It was the most girlish scream that this (fairly) deep-voiced man could make. It was my first physical therapy appointment, and, after some rudimentary measurements of my feet in comparison to each other, I began to do some basic stretches.
The stretches consisted of "alphabets"--moving the foot in circles that supposedly mimic the letters of the alphabet--and a 12 to 6 movement. The physical therapist then used an elastic band against which I was to push and then to "pull."
Finally, she had me stand with my left slightly in back of my right, and without the warning I expected, told me, "We're going to take a step."
"I don't think I can do it." (I knew I couldn't do it.)

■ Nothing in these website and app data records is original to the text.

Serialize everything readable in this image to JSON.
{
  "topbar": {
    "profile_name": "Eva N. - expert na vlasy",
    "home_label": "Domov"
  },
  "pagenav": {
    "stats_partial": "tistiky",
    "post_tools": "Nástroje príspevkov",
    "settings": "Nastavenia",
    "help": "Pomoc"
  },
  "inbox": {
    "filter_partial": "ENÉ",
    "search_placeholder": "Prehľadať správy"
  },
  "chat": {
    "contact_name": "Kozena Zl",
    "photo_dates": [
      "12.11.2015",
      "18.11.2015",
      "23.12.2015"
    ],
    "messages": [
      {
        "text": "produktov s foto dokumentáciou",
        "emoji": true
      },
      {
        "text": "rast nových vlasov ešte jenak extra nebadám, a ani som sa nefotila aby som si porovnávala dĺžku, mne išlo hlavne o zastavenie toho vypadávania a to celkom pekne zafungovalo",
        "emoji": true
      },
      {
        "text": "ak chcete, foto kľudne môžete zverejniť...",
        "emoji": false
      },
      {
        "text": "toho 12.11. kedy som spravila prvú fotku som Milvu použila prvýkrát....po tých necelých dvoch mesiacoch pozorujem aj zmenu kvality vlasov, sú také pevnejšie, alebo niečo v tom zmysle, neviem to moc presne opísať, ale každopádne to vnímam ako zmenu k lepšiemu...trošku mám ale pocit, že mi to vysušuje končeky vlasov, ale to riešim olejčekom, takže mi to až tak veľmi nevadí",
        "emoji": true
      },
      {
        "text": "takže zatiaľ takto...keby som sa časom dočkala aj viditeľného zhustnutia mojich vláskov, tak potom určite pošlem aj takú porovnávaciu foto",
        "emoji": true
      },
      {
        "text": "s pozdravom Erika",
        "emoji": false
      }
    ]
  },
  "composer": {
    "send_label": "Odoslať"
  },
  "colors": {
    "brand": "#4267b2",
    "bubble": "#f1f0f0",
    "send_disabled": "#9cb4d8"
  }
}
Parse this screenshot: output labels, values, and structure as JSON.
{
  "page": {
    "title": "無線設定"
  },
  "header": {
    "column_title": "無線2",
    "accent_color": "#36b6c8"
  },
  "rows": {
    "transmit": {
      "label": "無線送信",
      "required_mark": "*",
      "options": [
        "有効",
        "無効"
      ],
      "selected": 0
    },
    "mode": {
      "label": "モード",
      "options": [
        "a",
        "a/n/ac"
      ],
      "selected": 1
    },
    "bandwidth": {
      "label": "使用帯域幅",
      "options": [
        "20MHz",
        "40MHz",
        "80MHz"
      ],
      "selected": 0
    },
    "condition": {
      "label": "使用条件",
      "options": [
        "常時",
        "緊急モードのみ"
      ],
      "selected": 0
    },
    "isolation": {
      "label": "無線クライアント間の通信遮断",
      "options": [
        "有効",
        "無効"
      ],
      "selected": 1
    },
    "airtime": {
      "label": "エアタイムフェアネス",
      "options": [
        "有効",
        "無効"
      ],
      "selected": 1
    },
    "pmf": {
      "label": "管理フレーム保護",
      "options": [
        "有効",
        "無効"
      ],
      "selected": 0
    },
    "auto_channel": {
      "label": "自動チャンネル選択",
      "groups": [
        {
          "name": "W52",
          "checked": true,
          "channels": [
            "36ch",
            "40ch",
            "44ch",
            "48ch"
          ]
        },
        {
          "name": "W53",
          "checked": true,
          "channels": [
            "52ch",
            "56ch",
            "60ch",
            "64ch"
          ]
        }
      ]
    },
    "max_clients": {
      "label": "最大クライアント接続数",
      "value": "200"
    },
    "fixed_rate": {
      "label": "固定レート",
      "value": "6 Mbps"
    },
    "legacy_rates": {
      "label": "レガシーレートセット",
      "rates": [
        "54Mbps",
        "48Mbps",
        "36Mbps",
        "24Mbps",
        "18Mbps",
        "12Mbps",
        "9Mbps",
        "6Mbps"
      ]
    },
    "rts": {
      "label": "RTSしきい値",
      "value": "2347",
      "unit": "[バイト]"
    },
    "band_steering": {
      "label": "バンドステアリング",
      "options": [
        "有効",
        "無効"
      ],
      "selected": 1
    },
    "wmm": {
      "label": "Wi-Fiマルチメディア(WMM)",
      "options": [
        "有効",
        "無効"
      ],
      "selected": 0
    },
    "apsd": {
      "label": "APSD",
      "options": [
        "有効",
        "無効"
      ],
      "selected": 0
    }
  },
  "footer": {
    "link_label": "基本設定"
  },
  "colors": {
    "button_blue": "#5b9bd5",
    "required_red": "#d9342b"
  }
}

"Yes, you can. The tendon has been repaired, it's regrown, it's ready."
With her flanking my left shoulder, I shuffled forward slowly with my left, then got ready to take the step with the right that would force me to plant on my left.
Then I got ready to take the step with the right that would force me to plant on my left.
Then I got ready...
I literally shook as I tried to reconcile the rupturing of this incredibly important tendon, its betrayal to my body, with the task she was asking/telling me to do.
After about minute of putting barely-detectable pressure on the left foot, I scraped forward, letting out a high-pitched, girlie noise as I felt that my left couldn't support me. I lunged forward, grabbing awkwardly onto a cabinet and leaning against her shoulder.
Thankfully, every step won't be this hard.